ACTIVITY
Working from the listing below, pick each line containing the word "Aqua" and copy it.

RECORD EXCERPTS
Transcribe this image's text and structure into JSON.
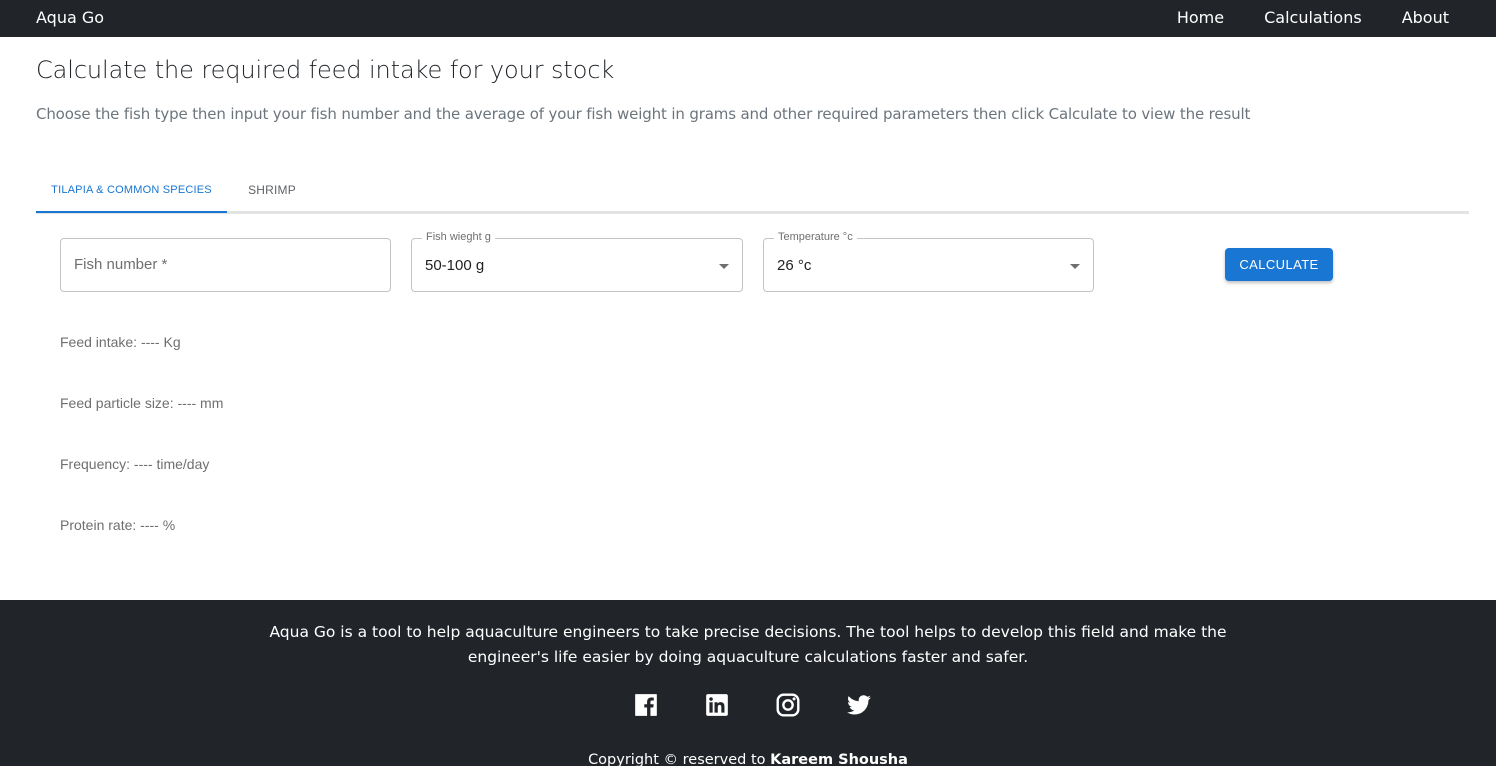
{
  "navbar": {
    "brand": "Aqua Go",
    "links": [
      "Home",
      "Calculations",
      "About"
    ]
  },
  "header": {
    "title": "Calculate the required feed intake for your stock",
    "description": "Choose the fish type then input your fish number and the average of your fish weight in grams and other required parameters then click Calculate to view the result"
  },
  "tabs": [
    "TILAPIA & COMMON SPECIES",
    "SHRIMP"
  ],
  "form": {
    "fish_number_placeholder": "Fish number *",
    "fish_weight_label": "Fish wieght g",
    "fish_weight_value": "50-100 g",
    "temperature_label": "Temperature °c",
    "temperature_value": "26 °c",
    "calculate_label": "CALCULATE"
  },
  "results": {
    "feed_intake": "Feed intake: ---- Kg",
    "particle_size": "Feed particle size: ---- mm",
    "frequency": "Frequency: ---- time/day",
    "protein_rate": "Protein rate: ---- %"
  },
  "footer": {
    "about": "Aqua Go is a tool to help aquaculture engineers to take precise decisions. The tool helps to develop this field and make the engineer's life easier by doing aquaculture calculations faster and safer.",
    "copyright_prefix": "Copyright © reserved to ",
    "copyright_name": "Kareem Shousha",
    "social_icons": [
      "facebook-icon",
      "linkedin-icon",
      "instagram-icon",
      "twitter-icon"
    ]
  },
  "colors": {
    "navbar_bg": "#212529",
    "accent": "#1976d2",
    "muted_text": "#6c757d"
  }
}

OUTPUT BELOW
    "brand": "Aqua Go",
    "about": "Aqua Go is a tool to help aquaculture engineers to take precise decisions. The tool helps to develop this field and make the engineer's life easier by doing aquaculture calculations faster and safer.",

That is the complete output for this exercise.